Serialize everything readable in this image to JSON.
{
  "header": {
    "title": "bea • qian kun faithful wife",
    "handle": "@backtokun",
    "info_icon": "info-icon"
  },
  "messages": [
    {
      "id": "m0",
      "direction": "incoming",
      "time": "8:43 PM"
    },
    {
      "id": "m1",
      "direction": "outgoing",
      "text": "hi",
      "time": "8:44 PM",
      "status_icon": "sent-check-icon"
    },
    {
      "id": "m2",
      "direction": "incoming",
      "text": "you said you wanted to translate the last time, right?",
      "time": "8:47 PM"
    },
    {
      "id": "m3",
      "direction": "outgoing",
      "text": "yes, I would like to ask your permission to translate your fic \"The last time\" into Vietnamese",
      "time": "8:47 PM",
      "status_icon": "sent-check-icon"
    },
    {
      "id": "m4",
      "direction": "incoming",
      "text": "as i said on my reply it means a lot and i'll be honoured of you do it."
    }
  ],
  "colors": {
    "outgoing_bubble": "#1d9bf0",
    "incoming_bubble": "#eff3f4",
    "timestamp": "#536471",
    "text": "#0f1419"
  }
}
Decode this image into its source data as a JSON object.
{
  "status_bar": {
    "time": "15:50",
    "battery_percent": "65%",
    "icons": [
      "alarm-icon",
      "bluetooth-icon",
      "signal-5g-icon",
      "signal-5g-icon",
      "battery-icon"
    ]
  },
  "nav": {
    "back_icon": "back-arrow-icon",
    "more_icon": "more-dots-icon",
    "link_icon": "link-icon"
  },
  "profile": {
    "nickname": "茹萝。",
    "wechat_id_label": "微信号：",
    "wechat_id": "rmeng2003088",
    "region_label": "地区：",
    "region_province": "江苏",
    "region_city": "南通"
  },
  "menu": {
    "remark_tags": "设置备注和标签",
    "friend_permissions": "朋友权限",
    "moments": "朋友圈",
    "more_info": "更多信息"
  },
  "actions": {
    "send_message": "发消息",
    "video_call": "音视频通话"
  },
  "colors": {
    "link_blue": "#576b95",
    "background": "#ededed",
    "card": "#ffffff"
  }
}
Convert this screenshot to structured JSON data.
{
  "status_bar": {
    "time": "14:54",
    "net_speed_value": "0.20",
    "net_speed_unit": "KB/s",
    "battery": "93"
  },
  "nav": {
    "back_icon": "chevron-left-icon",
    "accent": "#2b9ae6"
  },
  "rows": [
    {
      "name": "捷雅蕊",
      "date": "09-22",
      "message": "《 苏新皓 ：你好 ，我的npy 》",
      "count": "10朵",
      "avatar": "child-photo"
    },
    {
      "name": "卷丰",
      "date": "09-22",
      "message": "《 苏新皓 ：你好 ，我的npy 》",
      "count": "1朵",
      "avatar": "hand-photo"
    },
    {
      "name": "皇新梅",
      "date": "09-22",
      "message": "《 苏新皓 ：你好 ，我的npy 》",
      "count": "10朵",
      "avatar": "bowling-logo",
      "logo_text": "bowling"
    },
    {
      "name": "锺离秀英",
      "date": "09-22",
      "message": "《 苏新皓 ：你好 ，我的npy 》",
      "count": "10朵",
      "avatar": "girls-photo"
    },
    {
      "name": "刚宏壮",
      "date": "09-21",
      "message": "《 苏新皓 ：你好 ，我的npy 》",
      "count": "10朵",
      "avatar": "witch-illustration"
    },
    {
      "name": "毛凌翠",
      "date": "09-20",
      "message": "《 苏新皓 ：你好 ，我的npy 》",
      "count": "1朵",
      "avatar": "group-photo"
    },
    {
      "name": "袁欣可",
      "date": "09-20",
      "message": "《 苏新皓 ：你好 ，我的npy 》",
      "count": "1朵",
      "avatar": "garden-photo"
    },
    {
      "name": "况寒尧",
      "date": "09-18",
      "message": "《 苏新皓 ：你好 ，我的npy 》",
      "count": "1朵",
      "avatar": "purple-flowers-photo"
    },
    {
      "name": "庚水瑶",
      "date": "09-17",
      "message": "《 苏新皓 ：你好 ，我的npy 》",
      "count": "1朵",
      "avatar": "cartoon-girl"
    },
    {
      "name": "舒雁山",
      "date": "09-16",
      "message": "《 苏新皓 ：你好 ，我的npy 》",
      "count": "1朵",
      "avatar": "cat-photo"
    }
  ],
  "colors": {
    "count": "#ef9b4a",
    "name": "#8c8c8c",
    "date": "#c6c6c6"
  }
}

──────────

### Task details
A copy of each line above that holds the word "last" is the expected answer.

### Exercise output
      "text": "you said you wanted to translate the last time, right?",
      "text": "yes, I would like to ask your permission to translate your fic \"The last time\" into Vietnamese",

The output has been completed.